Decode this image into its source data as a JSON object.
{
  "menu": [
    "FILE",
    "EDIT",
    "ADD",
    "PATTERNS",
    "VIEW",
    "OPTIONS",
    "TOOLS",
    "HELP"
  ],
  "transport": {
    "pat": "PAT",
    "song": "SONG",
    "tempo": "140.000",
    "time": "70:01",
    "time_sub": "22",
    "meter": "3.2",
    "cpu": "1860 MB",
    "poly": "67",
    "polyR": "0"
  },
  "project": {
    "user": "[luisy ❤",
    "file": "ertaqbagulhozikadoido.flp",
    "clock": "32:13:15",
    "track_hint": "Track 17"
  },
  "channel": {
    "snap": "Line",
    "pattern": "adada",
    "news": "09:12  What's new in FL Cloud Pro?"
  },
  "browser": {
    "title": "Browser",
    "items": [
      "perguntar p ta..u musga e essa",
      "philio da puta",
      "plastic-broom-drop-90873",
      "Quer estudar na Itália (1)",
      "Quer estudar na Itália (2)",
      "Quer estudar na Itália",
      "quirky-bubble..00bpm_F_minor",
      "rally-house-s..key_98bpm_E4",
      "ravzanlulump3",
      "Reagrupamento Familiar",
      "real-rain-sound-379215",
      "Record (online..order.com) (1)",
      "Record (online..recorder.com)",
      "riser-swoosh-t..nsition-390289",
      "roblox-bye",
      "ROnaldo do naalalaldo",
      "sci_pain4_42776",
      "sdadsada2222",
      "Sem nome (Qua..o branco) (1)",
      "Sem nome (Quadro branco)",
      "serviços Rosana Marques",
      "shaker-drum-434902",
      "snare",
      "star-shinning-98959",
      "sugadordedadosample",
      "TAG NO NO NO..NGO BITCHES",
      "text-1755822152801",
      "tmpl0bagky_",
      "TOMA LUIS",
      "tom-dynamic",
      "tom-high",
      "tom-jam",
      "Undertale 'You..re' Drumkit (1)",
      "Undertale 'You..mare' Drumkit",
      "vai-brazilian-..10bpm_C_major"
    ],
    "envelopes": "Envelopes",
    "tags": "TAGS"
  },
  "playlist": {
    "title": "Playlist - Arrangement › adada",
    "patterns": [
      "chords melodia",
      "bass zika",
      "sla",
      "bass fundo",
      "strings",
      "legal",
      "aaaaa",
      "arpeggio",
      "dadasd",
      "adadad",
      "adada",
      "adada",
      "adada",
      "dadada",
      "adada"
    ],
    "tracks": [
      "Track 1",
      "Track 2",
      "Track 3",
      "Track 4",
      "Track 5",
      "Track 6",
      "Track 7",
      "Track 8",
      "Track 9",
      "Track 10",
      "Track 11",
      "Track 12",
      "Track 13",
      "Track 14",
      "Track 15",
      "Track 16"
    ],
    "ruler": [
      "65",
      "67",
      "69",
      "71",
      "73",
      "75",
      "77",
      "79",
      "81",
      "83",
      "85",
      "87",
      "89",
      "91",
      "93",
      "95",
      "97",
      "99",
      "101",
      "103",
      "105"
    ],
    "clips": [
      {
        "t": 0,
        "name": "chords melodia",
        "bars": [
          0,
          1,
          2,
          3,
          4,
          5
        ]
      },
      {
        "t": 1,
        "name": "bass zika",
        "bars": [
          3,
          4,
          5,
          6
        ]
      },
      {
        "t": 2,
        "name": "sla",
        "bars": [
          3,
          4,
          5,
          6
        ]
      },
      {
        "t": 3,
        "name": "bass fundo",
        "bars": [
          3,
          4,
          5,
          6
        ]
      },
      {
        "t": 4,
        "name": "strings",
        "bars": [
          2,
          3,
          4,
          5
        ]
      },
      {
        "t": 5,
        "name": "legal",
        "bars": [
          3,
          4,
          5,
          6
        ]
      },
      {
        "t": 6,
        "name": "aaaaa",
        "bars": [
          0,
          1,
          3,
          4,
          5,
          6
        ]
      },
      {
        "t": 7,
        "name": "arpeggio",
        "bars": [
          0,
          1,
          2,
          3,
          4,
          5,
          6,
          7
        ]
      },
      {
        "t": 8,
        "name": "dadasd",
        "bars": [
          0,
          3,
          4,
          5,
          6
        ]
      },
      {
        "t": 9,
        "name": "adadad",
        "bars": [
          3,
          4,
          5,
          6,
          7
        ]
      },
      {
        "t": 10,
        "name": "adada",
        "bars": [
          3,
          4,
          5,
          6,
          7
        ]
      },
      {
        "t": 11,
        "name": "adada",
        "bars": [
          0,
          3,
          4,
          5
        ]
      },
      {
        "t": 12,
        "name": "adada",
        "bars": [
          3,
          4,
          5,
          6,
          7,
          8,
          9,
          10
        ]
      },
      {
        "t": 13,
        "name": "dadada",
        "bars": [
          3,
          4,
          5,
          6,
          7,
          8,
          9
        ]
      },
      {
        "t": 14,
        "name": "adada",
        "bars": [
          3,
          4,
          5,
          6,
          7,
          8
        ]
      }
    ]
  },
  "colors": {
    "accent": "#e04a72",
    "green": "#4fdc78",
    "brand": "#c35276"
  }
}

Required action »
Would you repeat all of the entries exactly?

Reply to the exercise »
Decode this image into its source data as a JSON object.
{
  "menu": [
    "FILE",
    "EDIT",
    "ADD",
    "PATTERNS",
    "VIEW",
    "OPTIONS",
    "TOOLS",
    "HELP"
  ],
  "transport": {
    "pat": "PAT",
    "song": "SONG",
    "tempo": "140.000",
    "time": "70:01",
    "time_sub": "22",
    "meter": "3.2",
    "cpu": "1860 MB",
    "poly": "67",
    "polyR": "0"
  },
  "project": {
    "user": "[luisy ❤",
    "file": "ertaqbagulhozikadoido.flp",
    "clock": "32:13:15",
    "track_hint": "Track 17"
  },
  "channel": {
    "snap": "Line",
    "pattern": "adada",
    "news": "09:12  What's new in FL Cloud Pro?"
  },
  "browser": {
    "title": "Browser",
    "items": [
      "perguntar p ta..u musga e essa",
      "philio da puta",
      "plastic-broom-drop-90873",
      "Quer estudar na Itália (1)",
      "Quer estudar na Itália (2)",
      "Quer estudar na Itália",
      "quirky-bubble..00bpm_F_minor",
      "rally-house-s..key_98bpm_E4",
      "ravzanlulump3",
      "Reagrupamento Familiar",
      "real-rain-sound-379215",
      "Record (online..order.com) (1)",
      "Record (online..recorder.com)",
      "riser-swoosh-t..nsition-390289",
      "roblox-bye",
      "ROnaldo do naalalaldo",
      "sci_pain4_42776",
      "sdadsada2222",
      "Sem nome (Qua..o branco) (1)",
      "Sem nome (Quadro branco)",
      "serviços Rosana Marques",
      "shaker-drum-434902",
      "snare",
      "star-shinning-98959",
      "sugadordedadosample",
      "TAG NO NO NO..NGO BITCHES",
      "text-1755822152801",
      "tmpl0bagky_",
      "TOMA LUIS",
      "tom-dynamic",
      "tom-high",
      "tom-jam",
      "Undertale 'You..re' Drumkit (1)",
      "Undertale 'You..mare' Drumkit",
      "vai-brazilian-..10bpm_C_major"
    ],
    "envelopes": "Envelopes",
    "tags": "TAGS"
  },
  "playlist": {
    "title": "Playlist - Arrangement › adada",
    "patterns": [
      "chords melodia",
      "bass zika",
      "sla",
      "bass fundo",
      "strings",
      "legal",
      "aaaaa",
      "arpeggio",
      "dadasd",
      "adadad",
      "adada",
      "adada",
      "adada",
      "dadada",
      "adada"
    ],
    "tracks": [
      "Track 1",
      "Track 2",
      "Track 3",
      "Track 4",
      "Track 5",
      "Track 6",
      "Track 7",
      "Track 8",
      "Track 9",
      "Track 10",
      "Track 11",
      "Track 12",
      "Track 13",
      "Track 14",
      "Track 15",
      "Track 16"
    ],
    "ruler": [
      "65",
      "67",
      "69",
      "71",
      "73",
      "75",
      "77",
      "79",
      "81",
      "83",
      "85",
      "87",
      "89",
      "91",
      "93",
      "95",
      "97",
      "99",
      "101",
      "103",
      "105"
    ],
    "clips": [
      {
        "t": 0,
        "name": "chords melodia",
        "bars": [
          0,
          1,
          2,
          3,
          4,
          5
        ]
      },
      {
        "t": 1,
        "name": "bass zika",
        "bars": [
          3,
          4,
          5,
          6
        ]
      },
      {
        "t": 2,
        "name": "sla",
        "bars": [
          3,
          4,
          5,
          6
        ]
      },
      {
        "t": 3,
        "name": "bass fundo",
        "bars": [
          3,
          4,
          5,
          6
        ]
      },
      {
        "t": 4,
        "name": "strings",
        "bars": [
          2,
          3,
          4,
          5
        ]
      },
      {
        "t": 5,
        "name": "legal",
        "bars": [
          3,
          4,
          5,
          6
        ]
      },
      {
        "t": 6,
        "name": "aaaaa",
        "bars": [
          0,
          1,
          3,
          4,
          5,
          6
        ]
      },
      {
        "t": 7,
        "name": "arpeggio",
        "bars": [
          0,
          1,
          2,
          3,
          4,
          5,
          6,
          7
        ]
      },
      {
        "t": 8,
        "name": "dadasd",
        "bars": [
          0,
          3,
          4,
          5,
          6
        ]
      },
      {
        "t": 9,
        "name": "adadad",
        "bars": [
          3,
          4,
          5,
          6,
          7
        ]
      },
      {
        "t": 10,
        "name": "adada",
        "bars": [
          3,
          4,
          5,
          6,
          7
        ]
      },
      {
        "t": 11,
        "name": "adada",
        "bars": [
          0,
          3,
          4,
          5
        ]
      },
      {
        "t": 12,
        "name": "adada",
        "bars": [
          3,
          4,
          5,
          6,
          7,
          8,
          9,
          10
        ]
      },
      {
        "t": 13,
        "name": "dadada",
        "bars": [
          3,
          4,
          5,
          6,
          7,
          8,
          9
        ]
      },
      {
        "t": 14,
        "name": "adada",
        "bars": [
          3,
          4,
          5,
          6,
          7,
          8
        ]
      }
    ]
  },
  "colors": {
    "accent": "#e04a72",
    "green": "#4fdc78",
    "brand": "#c35276"
  }
}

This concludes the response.